Anderson timed the trek down to the minute: leave at 3:30 a.m. After moving 1.8 miles from California Street (via Santa Anita and Lombardy Road, between 2 and 12 miles an hour) to San Gabriel Boulevard, they would perform load tests. Four miles from San Gabriel to Valley Boulevard at 8 mph, and so on. If all went well, the caravan would travel 126.7 miles — at 9 mph — and arrive in Escondido at 6:00 p.m. for an overnight stop. Officials would rope off a city block at the Charlotte Inn. where the crew would spend the night, if all went according to plan.
For the second day, Anderson’s timetable reads: “Escondido via Valley Center Road to Rincon, Rincon to Palomar Junction, Palomar Junction to Palomar Mountain.” They would arrive at the Junction at 10:00 a.m., wind up S6 (called the “Highway to the Stars”), and reach the Crest Line by 1:00 p.m. Anderson gave them another 90 minutes to travel the next 4.8 miles to the observatory.
For the last leg, a second Sterling tractor, identical to the first, would follow behind the “jeep” and push it up the seven percent grades. A third truck, also a Cummins-powered Sterling, would trail behind, hauling supplies, rigging, tools, and large black cans of diesel, since the trucks averaged three miles to a gallon and had to be refueled on the move. The third truck would also aid in pushing.
Lloyd Green would drive the lead truck. Since the caravan had to be in constant motion, when he took a break, Green would open the cab door and “Pony Express” with Earl Winston. A Belyea veteran like Green, Winston would slide over him and take the controls.

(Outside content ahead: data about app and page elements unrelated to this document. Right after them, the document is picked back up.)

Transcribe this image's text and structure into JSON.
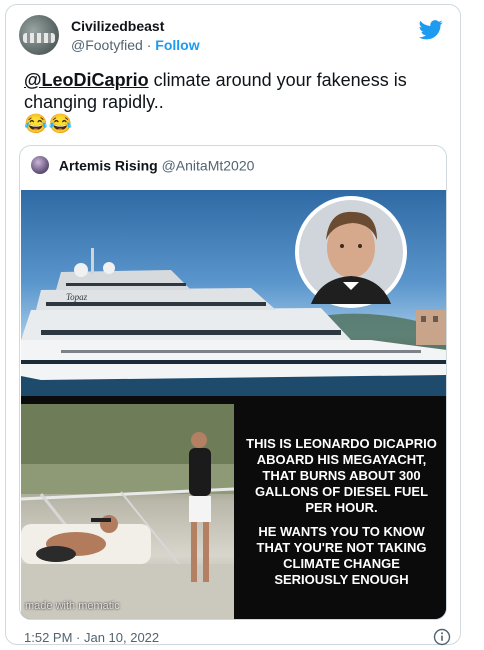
{
  "author": {
    "name": "Civilizedbeast",
    "handle": "@Footyfied",
    "separator": "·",
    "follow_label": "Follow"
  },
  "tweet": {
    "mention": "@LeoDiCaprio",
    "text": " climate around your fakeness is changing rapidly..",
    "emojis": "😂😂"
  },
  "quoted": {
    "name": "Artemis Rising",
    "handle": "@AnitaMt2020",
    "yacht_name": "Topaz",
    "caption_1": "THIS IS LEONARDO DICAPRIO ABOARD HIS MEGAYACHT, THAT BURNS ABOUT 300 GALLONS OF DIESEL FUEL PER HOUR.",
    "caption_2": "HE WANTS YOU TO KNOW THAT YOU'RE NOT TAKING CLIMATE CHANGE SERIOUSLY ENOUGH",
    "watermark": "made with mematic"
  },
  "timestamp": "1:52 PM · Jan 10, 2022",
  "icons": {
    "brand": "twitter-bird-icon",
    "info": "info-icon"
  },
  "colors": {
    "accent": "#1d9bf0",
    "border": "#cfd9de",
    "muted_text": "#536471",
    "caption_bg": "#0b0b0b"
  }
}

Along with the worry that any stark bump could abort the mission, Anderson and Belyea paid special attention to the last 12 miles. Originally called the Trujillo Trail, the road was constructed in the mid-’30s especially for the move. Since workers were hard to find for such a task, even in the Depression, the county ordered a gang of convicts to widen and pave the road.

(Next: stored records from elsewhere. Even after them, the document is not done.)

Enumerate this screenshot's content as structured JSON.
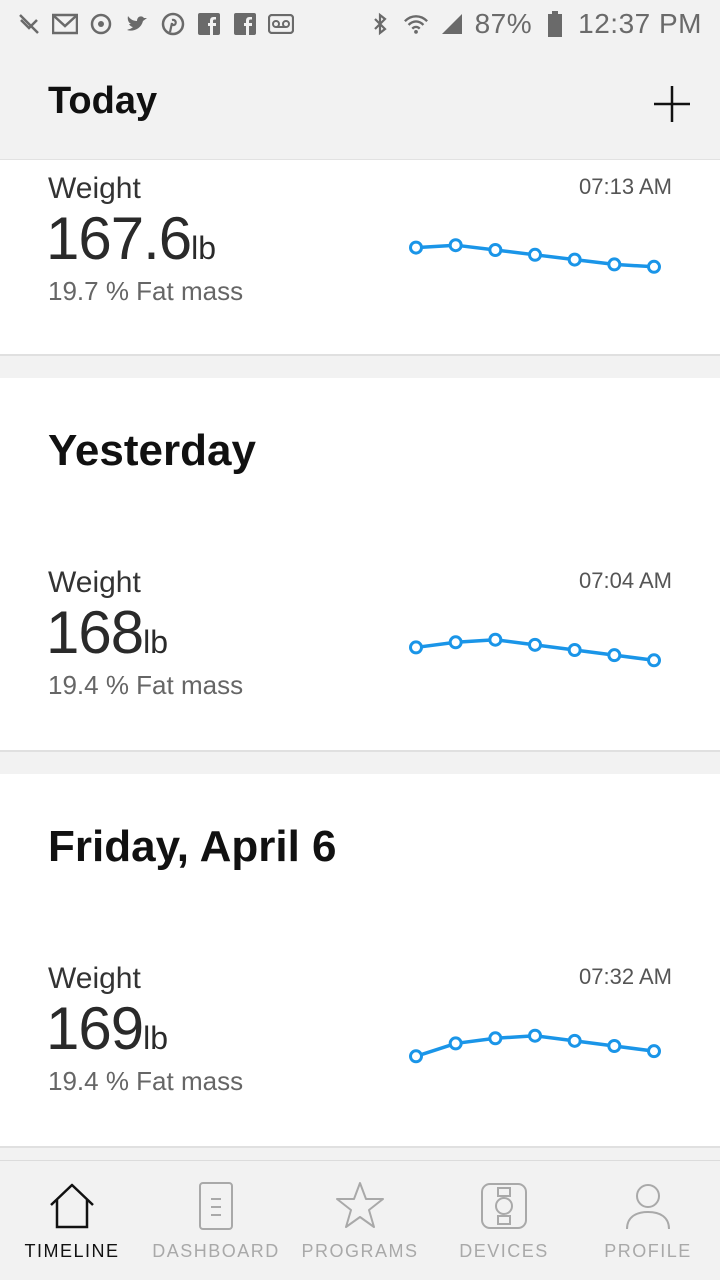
{
  "status_bar": {
    "battery": "87%",
    "time": "12:37 PM",
    "left_icons": [
      "notification-off-icon",
      "gmail-icon",
      "sync-icon",
      "twitter-icon",
      "pinterest-icon",
      "facebook-icon",
      "facebook-icon",
      "voicemail-icon"
    ],
    "right_icons": [
      "bluetooth-icon",
      "wifi-icon",
      "signal-icon",
      "battery-icon"
    ]
  },
  "header": {
    "title": "Today",
    "add_icon": "plus-icon"
  },
  "entries": [
    {
      "heading": "",
      "label": "Weight",
      "value": "167.6",
      "unit": "lb",
      "fat": "19.7 % Fat mass",
      "time": "07:13 AM",
      "trend": [
        167.9,
        168.0,
        167.8,
        167.6,
        167.4,
        167.2,
        167.1
      ]
    },
    {
      "heading": "Yesterday",
      "label": "Weight",
      "value": "168",
      "unit": "lb",
      "fat": "19.4 % Fat mass",
      "time": "07:04 AM",
      "trend": [
        167.8,
        168.0,
        168.1,
        167.9,
        167.7,
        167.5,
        167.3
      ]
    },
    {
      "heading": "Friday, April 6",
      "label": "Weight",
      "value": "169",
      "unit": "lb",
      "fat": "19.4 % Fat mass",
      "time": "07:32 AM",
      "trend": [
        168.0,
        168.5,
        168.7,
        168.8,
        168.6,
        168.4,
        168.2
      ]
    }
  ],
  "nav": [
    {
      "label": "TIMELINE",
      "icon": "home-icon",
      "active": true
    },
    {
      "label": "DASHBOARD",
      "icon": "document-icon",
      "active": false
    },
    {
      "label": "PROGRAMS",
      "icon": "star-icon",
      "active": false
    },
    {
      "label": "DEVICES",
      "icon": "watch-icon",
      "active": false
    },
    {
      "label": "PROFILE",
      "icon": "person-icon",
      "active": false
    }
  ],
  "colors": {
    "accent": "#1a95e8",
    "background": "#f2f2f2",
    "card": "#ffffff"
  }
}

“It was a strange crew,” writes David O. Woodbury, “for the convicts had come from an alimony jail. Some of them had never seen a shovel.”
When they completed the job, Byron Hill, onsite director of construction at the observatory and admitted perfectionist, hired his own crew and shored up the “highway.” Even so, the new road had 72 curves. Unlike today, it was about half as wide and had no barriers protecting motorists from 1000-foot drops. On some horseshoe turns, moving the mirror would resemble inching out of the optical shop.

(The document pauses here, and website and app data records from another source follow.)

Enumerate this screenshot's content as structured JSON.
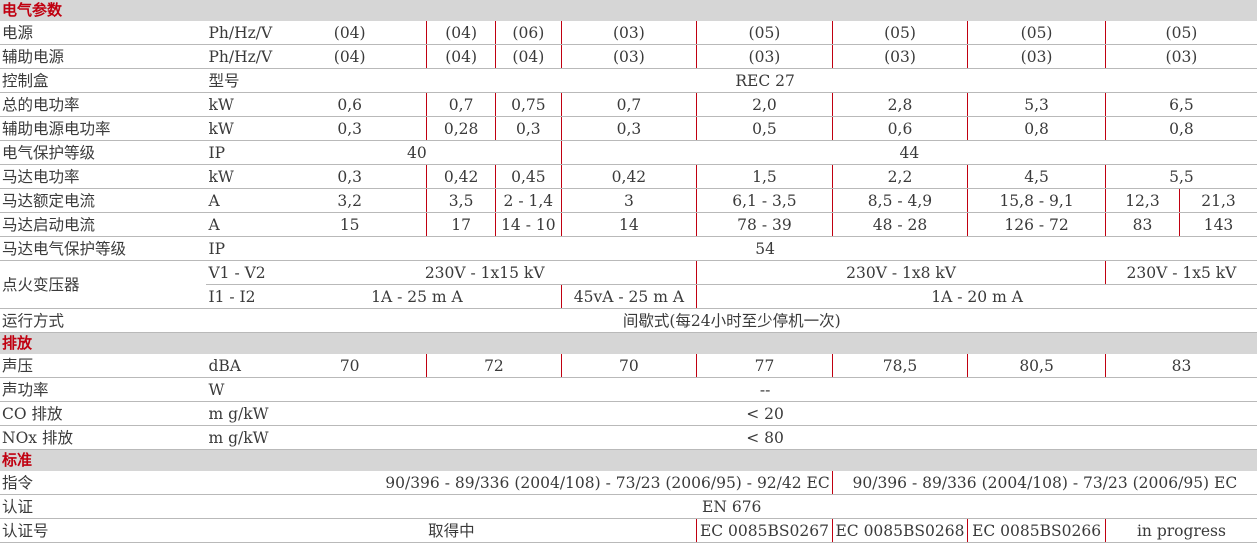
{
  "sections": {
    "electrical": "电气参数",
    "emission": "排放",
    "standards": "标准"
  },
  "rows": {
    "power_supply": {
      "label": "电源",
      "unit": "Ph/Hz/V",
      "v": [
        "(04)",
        "(04)",
        "(06)",
        "(03)",
        "(05)",
        "(05)",
        "(05)",
        "(05)"
      ]
    },
    "aux_power": {
      "label": "辅助电源",
      "unit": "Ph/Hz/V",
      "v": [
        "(04)",
        "(04)",
        "(04)",
        "(03)",
        "(03)",
        "(03)",
        "(03)",
        "(03)"
      ]
    },
    "control_box": {
      "label": "控制盒",
      "unit": "型号",
      "v": "REC 27"
    },
    "total_power": {
      "label": "总的电功率",
      "unit": "kW",
      "v": [
        "0,6",
        "0,7",
        "0,75",
        "0,7",
        "2,0",
        "2,8",
        "5,3",
        "6,5"
      ]
    },
    "aux_power_rating": {
      "label": "辅助电源电功率",
      "unit": "kW",
      "v": [
        "0,3",
        "0,28",
        "0,3",
        "0,3",
        "0,5",
        "0,6",
        "0,8",
        "0,8"
      ]
    },
    "protection": {
      "label": "电气保护等级",
      "unit": "IP",
      "v": [
        "40",
        "44"
      ]
    },
    "motor_power": {
      "label": "马达电功率",
      "unit": "kW",
      "v": [
        "0,3",
        "0,42",
        "0,45",
        "0,42",
        "1,5",
        "2,2",
        "4,5",
        "5,5"
      ]
    },
    "motor_rated_current": {
      "label": "马达额定电流",
      "unit": "A",
      "v": [
        "3,2",
        "3,5",
        "2 - 1,4",
        "3",
        "6,1 - 3,5",
        "8,5 - 4,9",
        "15,8 - 9,1",
        "12,3",
        "21,3"
      ]
    },
    "motor_start_current": {
      "label": "马达启动电流",
      "unit": "A",
      "v": [
        "15",
        "17",
        "14 - 10",
        "14",
        "78 - 39",
        "48 - 28",
        "126 - 72",
        "83",
        "143"
      ]
    },
    "motor_protection": {
      "label": "马达电气保护等级",
      "unit": "IP",
      "v": "54"
    },
    "ignition": {
      "label": "点火变压器",
      "unit1": "V1 - V2",
      "v1": [
        "230V - 1x15 kV",
        "230V - 1x8 kV",
        "230V - 1x5 kV"
      ],
      "unit2": "I1 - I2",
      "v2": [
        "1A - 25 m A",
        "45vA - 25 m A",
        "1A - 20 m A"
      ]
    },
    "operation": {
      "label": "运行方式",
      "v": "间歇式(每24小时至少停机一次)"
    },
    "sound_pressure": {
      "label": "声压",
      "unit": "dBA",
      "v": [
        "70",
        "72",
        "70",
        "77",
        "78,5",
        "80,5",
        "83"
      ]
    },
    "sound_power": {
      "label": "声功率",
      "unit": "W",
      "v": "--"
    },
    "co": {
      "label": "CO 排放",
      "unit": "m g/kW h",
      "v": "< 20"
    },
    "nox": {
      "label": "NOx 排放",
      "unit": "m g/kW h",
      "v": "< 80"
    },
    "directive": {
      "label": "指令",
      "v": [
        "90/396 - 89/336 (2004/108) - 73/23 (2006/95) - 92/42 EC",
        "90/396 - 89/336 (2004/108) - 73/23 (2006/95) EC"
      ]
    },
    "certification": {
      "label": "认证",
      "v": "EN 676"
    },
    "cert_no": {
      "label": "认证号",
      "v": [
        "取得中",
        "EC 0085BS0267",
        "EC 0085BS0268",
        "EC 0085BS0266",
        "in progress"
      ]
    }
  }
}
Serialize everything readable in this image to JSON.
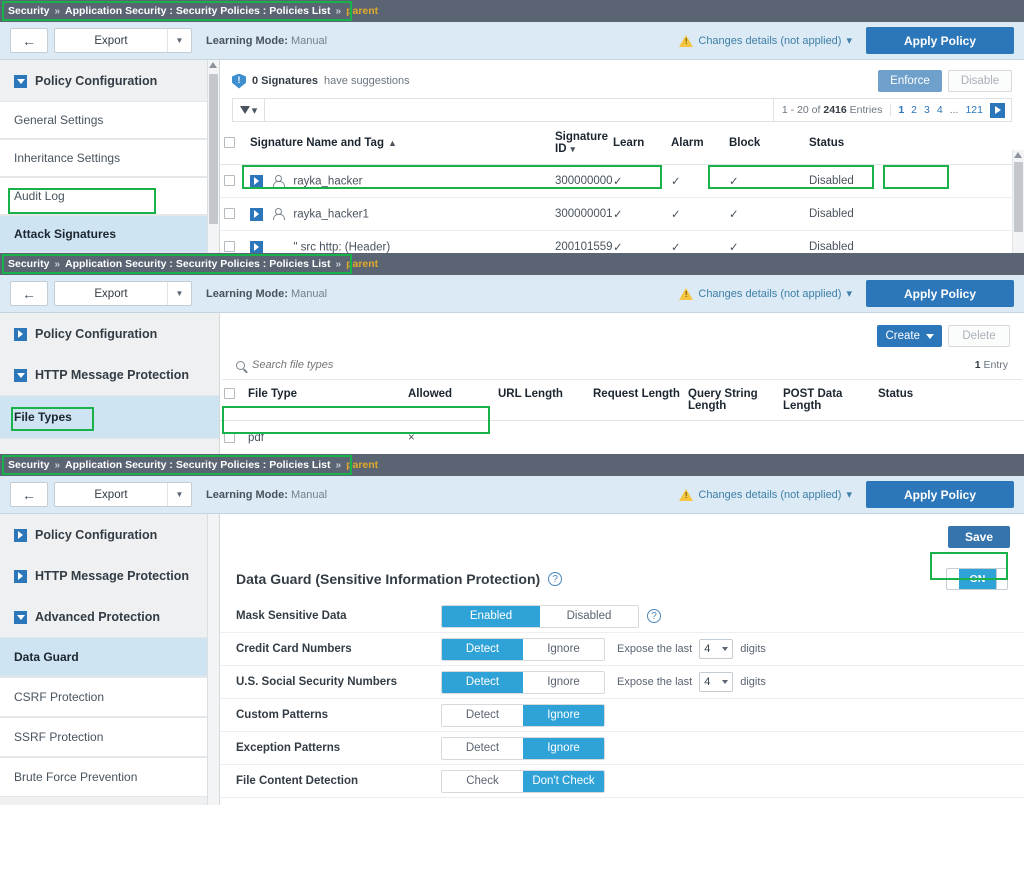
{
  "breadcrumb": {
    "part1": "Security",
    "sep": "»",
    "part2": "Application Security : Security Policies : Policies List",
    "part3": "parent"
  },
  "toolbar": {
    "back_icon": "arrow-left-icon",
    "export_label": "Export",
    "learning_label": "Learning Mode:",
    "learning_value": "Manual",
    "changes_label": "Changes details (not applied)",
    "changes_caret": "▾",
    "apply_label": "Apply Policy"
  },
  "panel1": {
    "sidebar": {
      "group_label": "Policy Configuration",
      "items": [
        {
          "label": "General Settings",
          "active": false
        },
        {
          "label": "Inheritance Settings",
          "active": false
        },
        {
          "label": "Audit Log",
          "active": false
        },
        {
          "label": "Attack Signatures",
          "active": true
        }
      ]
    },
    "suggestion_count": "0 Signatures",
    "suggestion_text": "have suggestions",
    "enforce_label": "Enforce",
    "disable_label": "Disable",
    "entries_prefix": "1 - 20 of",
    "entries_count": "2416",
    "entries_suffix": "Entries",
    "pages": [
      "1",
      "2",
      "3",
      "4",
      "...",
      "121"
    ],
    "columns": [
      "Signature Name and Tag",
      "Signature ID",
      "Learn",
      "Alarm",
      "Block",
      "Status"
    ],
    "rows": [
      {
        "name": "rayka_hacker",
        "icon": "user-icon",
        "id": "300000000",
        "learn": "✓",
        "alarm": "✓",
        "block": "✓",
        "status": "Disabled"
      },
      {
        "name": "rayka_hacker1",
        "icon": "user-icon",
        "id": "300000001",
        "learn": "✓",
        "alarm": "✓",
        "block": "✓",
        "status": "Disabled"
      },
      {
        "name": "\" src http: (Header)",
        "icon": "none",
        "id": "200101559",
        "learn": "✓",
        "alarm": "✓",
        "block": "✓",
        "status": "Disabled"
      }
    ]
  },
  "panel2": {
    "sidebar": {
      "group1_label": "Policy Configuration",
      "group2_label": "HTTP Message Protection",
      "items": [
        {
          "label": "File Types",
          "active": true
        }
      ]
    },
    "create_label": "Create",
    "delete_label": "Delete",
    "search_placeholder": "Search file types",
    "entry_count": "1",
    "entry_suffix": "Entry",
    "columns": [
      "File Type",
      "Allowed",
      "URL Length",
      "Request Length",
      "Query String Length",
      "POST Data Length",
      "Status"
    ],
    "rows": [
      {
        "file_type": "pdf",
        "allowed": "×",
        "url_length": "",
        "request_length": "",
        "query_string_length": "",
        "post_data_length": "",
        "status": ""
      }
    ]
  },
  "panel3": {
    "sidebar": {
      "group1_label": "Policy Configuration",
      "group2_label": "HTTP Message Protection",
      "group3_label": "Advanced Protection",
      "items": [
        {
          "label": "Data Guard",
          "active": true
        },
        {
          "label": "CSRF Protection",
          "active": false
        },
        {
          "label": "SSRF Protection",
          "active": false
        },
        {
          "label": "Brute Force Prevention",
          "active": false
        }
      ]
    },
    "save_label": "Save",
    "section_title": "Data Guard (Sensitive Information Protection)",
    "help_glyph": "?",
    "toggle_state": "ON",
    "settings": [
      {
        "label": "Mask Sensitive Data",
        "opt_a": "Enabled",
        "opt_b": "Disabled",
        "selected": "a",
        "wide": true,
        "help": true,
        "expose": false
      },
      {
        "label": "Credit Card Numbers",
        "opt_a": "Detect",
        "opt_b": "Ignore",
        "selected": "a",
        "wide": false,
        "help": false,
        "expose": true,
        "expose_label": "Expose the last",
        "expose_value": "4",
        "expose_suffix": "digits"
      },
      {
        "label": "U.S. Social Security Numbers",
        "opt_a": "Detect",
        "opt_b": "Ignore",
        "selected": "a",
        "wide": false,
        "help": false,
        "expose": true,
        "expose_label": "Expose the last",
        "expose_value": "4",
        "expose_suffix": "digits"
      },
      {
        "label": "Custom Patterns",
        "opt_a": "Detect",
        "opt_b": "Ignore",
        "selected": "b",
        "wide": false,
        "help": false,
        "expose": false
      },
      {
        "label": "Exception Patterns",
        "opt_a": "Detect",
        "opt_b": "Ignore",
        "selected": "b",
        "wide": false,
        "help": false,
        "expose": false
      },
      {
        "label": "File Content Detection",
        "opt_a": "Check",
        "opt_b": "Don't Check",
        "selected": "b",
        "wide": false,
        "help": false,
        "expose": false
      }
    ]
  },
  "colors": {
    "highlight": "#19b24a",
    "breadcrumb_bg": "#5a6472",
    "breadcrumb_accent": "#e0a92b",
    "primary": "#2c76ba",
    "toggle_on": "#2fa3d8"
  }
}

Weather permitting, that is. ■
Next time: The Slow Adventure.
— Jeff Smith
- Ronald Florence: “From our vantage point,  years later, it is hard to imagine the challenge the undertaking represented.”
- David O. Woodbury: “It began as one man’s dream, but it finishes as the culmination of a thousand arts and inventions and the finest instrument that science and engineering can devise.”
- Jack Belyea: “Everybody seemed to be interested in this movement.”
Belyea, Jack, “Wheels of Progress,” interoffice communication, Belyea Truck Co., November 20, 1947, ms. Palomar Observatory archives.
Bolton, Nancy R., “Press Pilgrimage to Palomar,” Sky and Telescope (Jan., 1948).
Florence, Ronald, The Perfect Machine, New York, 1994.
Hale, George Ellery, “The Possibilities of Large Telescopes,” Harper’s Monthly Magazine, April, 1928.
Leonard, A. S., “Cummins Dependable Diesels Haul The 200 Inch Mirror to Palomar Observatory,” ms. Palomar Observatory archives.
Richardson, Robert S., “The 200-Inch Mirror Goes to Palomar Mountain,” unpublished ms, Astrophysics Library, California Institute of Technology.
Wood, Catherine M., Palomar: From Teepee to Telescope, San Diego, 2008.
Woodbury, David O., The Giant Glass of Palomar, New York, 1939.
Articles in various newspapers.